◆ **THE TASK**: Leave every picture out. Set down all the lines below exactly.
---- EXTRACTED DATA
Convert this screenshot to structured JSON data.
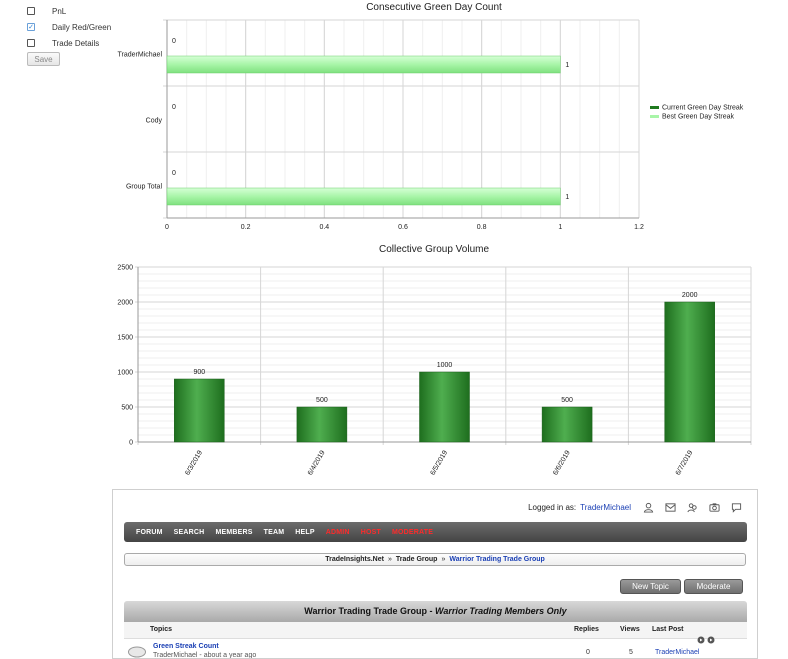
{
  "share_options": {
    "items": [
      {
        "label": "PnL",
        "checked": false
      },
      {
        "label": "Daily Red/Green",
        "checked": true
      },
      {
        "label": "Trade Details",
        "checked": false
      }
    ],
    "save_label": "Save"
  },
  "chart_data": [
    {
      "type": "bar",
      "orientation": "horizontal",
      "title": "Consecutive Green Day Count",
      "categories": [
        "TraderMichael",
        "Cody",
        "Group Total"
      ],
      "series": [
        {
          "name": "Current Green Day Streak",
          "values": [
            0,
            0,
            0
          ],
          "color": "#1f7a1f"
        },
        {
          "name": "Best Green Day Streak",
          "values": [
            1,
            0,
            1
          ],
          "color": "#a8f5a8"
        }
      ],
      "current_labels": [
        "0",
        "0",
        "0"
      ],
      "best_labels": [
        "1",
        "",
        "1"
      ],
      "xlim": [
        0,
        1.2
      ],
      "xticks": [
        "0",
        "0.2",
        "0.4",
        "0.6",
        "0.8",
        "1",
        "1.2"
      ],
      "grid": true,
      "legend": "right"
    },
    {
      "type": "bar",
      "title": "Collective Group Volume",
      "categories": [
        "6/3/2019",
        "6/4/2019",
        "6/5/2019",
        "6/6/2019",
        "6/7/2019"
      ],
      "values": [
        900,
        500,
        1000,
        500,
        2000
      ],
      "value_labels": [
        "900",
        "500",
        "1000",
        "500",
        "2000"
      ],
      "ylim": [
        0,
        2500
      ],
      "yticks": [
        "0",
        "500",
        "1000",
        "1500",
        "2000",
        "2500"
      ],
      "color": "#2e8b2e",
      "grid": true
    }
  ],
  "forum": {
    "logged_in_label": "Logged in as:",
    "username": "TraderMichael",
    "top_icons": [
      "user-icon",
      "mail-icon",
      "users-icon",
      "camera-icon",
      "chat-icon"
    ],
    "nav": [
      {
        "label": "FORUM",
        "highlight": false
      },
      {
        "label": "SEARCH",
        "highlight": false
      },
      {
        "label": "MEMBERS",
        "highlight": false
      },
      {
        "label": "TEAM",
        "highlight": false
      },
      {
        "label": "HELP",
        "highlight": false
      },
      {
        "label": "ADMIN",
        "highlight": true
      },
      {
        "label": "HOST",
        "highlight": true
      },
      {
        "label": "MODERATE",
        "highlight": true
      }
    ],
    "breadcrumb": [
      "TradeInsights.Net",
      "Trade Group",
      "Warrior Trading Trade Group"
    ],
    "breadcrumb_sep": "»",
    "new_topic_label": "New Topic",
    "moderate_label": "Moderate",
    "group_title": "Warrior Trading Trade Group",
    "group_subtitle": "Warrior Trading Members Only",
    "group_title_sep": " - ",
    "columns": {
      "topics": "Topics",
      "replies": "Replies",
      "views": "Views",
      "last_post": "Last Post"
    },
    "topics": [
      {
        "title": "Green Streak Count",
        "meta": "TraderMichael - about a year ago",
        "replies": "0",
        "views": "5",
        "last_post": "TraderMichael"
      }
    ]
  }
}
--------
◆ **PROBLEM SOLUTION**:
Convert this screenshot to structured JSON data.
{
  "share_options": {
    "items": [
      {
        "label": "PnL",
        "checked": false
      },
      {
        "label": "Daily Red/Green",
        "checked": true
      },
      {
        "label": "Trade Details",
        "checked": false
      }
    ],
    "save_label": "Save"
  },
  "chart_data": [
    {
      "type": "bar",
      "orientation": "horizontal",
      "title": "Consecutive Green Day Count",
      "categories": [
        "TraderMichael",
        "Cody",
        "Group Total"
      ],
      "series": [
        {
          "name": "Current Green Day Streak",
          "values": [
            0,
            0,
            0
          ],
          "color": "#1f7a1f"
        },
        {
          "name": "Best Green Day Streak",
          "values": [
            1,
            0,
            1
          ],
          "color": "#a8f5a8"
        }
      ],
      "current_labels": [
        "0",
        "0",
        "0"
      ],
      "best_labels": [
        "1",
        "",
        "1"
      ],
      "xlim": [
        0,
        1.2
      ],
      "xticks": [
        "0",
        "0.2",
        "0.4",
        "0.6",
        "0.8",
        "1",
        "1.2"
      ],
      "grid": true,
      "legend": "right"
    },
    {
      "type": "bar",
      "title": "Collective Group Volume",
      "categories": [
        "6/3/2019",
        "6/4/2019",
        "6/5/2019",
        "6/6/2019",
        "6/7/2019"
      ],
      "values": [
        900,
        500,
        1000,
        500,
        2000
      ],
      "value_labels": [
        "900",
        "500",
        "1000",
        "500",
        "2000"
      ],
      "ylim": [
        0,
        2500
      ],
      "yticks": [
        "0",
        "500",
        "1000",
        "1500",
        "2000",
        "2500"
      ],
      "color": "#2e8b2e",
      "grid": true
    }
  ],
  "forum": {
    "logged_in_label": "Logged in as:",
    "username": "TraderMichael",
    "top_icons": [
      "user-icon",
      "mail-icon",
      "users-icon",
      "camera-icon",
      "chat-icon"
    ],
    "nav": [
      {
        "label": "FORUM",
        "highlight": false
      },
      {
        "label": "SEARCH",
        "highlight": false
      },
      {
        "label": "MEMBERS",
        "highlight": false
      },
      {
        "label": "TEAM",
        "highlight": false
      },
      {
        "label": "HELP",
        "highlight": false
      },
      {
        "label": "ADMIN",
        "highlight": true
      },
      {
        "label": "HOST",
        "highlight": true
      },
      {
        "label": "MODERATE",
        "highlight": true
      }
    ],
    "breadcrumb": [
      "TradeInsights.Net",
      "Trade Group",
      "Warrior Trading Trade Group"
    ],
    "breadcrumb_sep": "»",
    "new_topic_label": "New Topic",
    "moderate_label": "Moderate",
    "group_title": "Warrior Trading Trade Group",
    "group_subtitle": "Warrior Trading Members Only",
    "group_title_sep": " - ",
    "columns": {
      "topics": "Topics",
      "replies": "Replies",
      "views": "Views",
      "last_post": "Last Post"
    },
    "topics": [
      {
        "title": "Green Streak Count",
        "meta": "TraderMichael - about a year ago",
        "replies": "0",
        "views": "5",
        "last_post": "TraderMichael"
      }
    ]
  }
}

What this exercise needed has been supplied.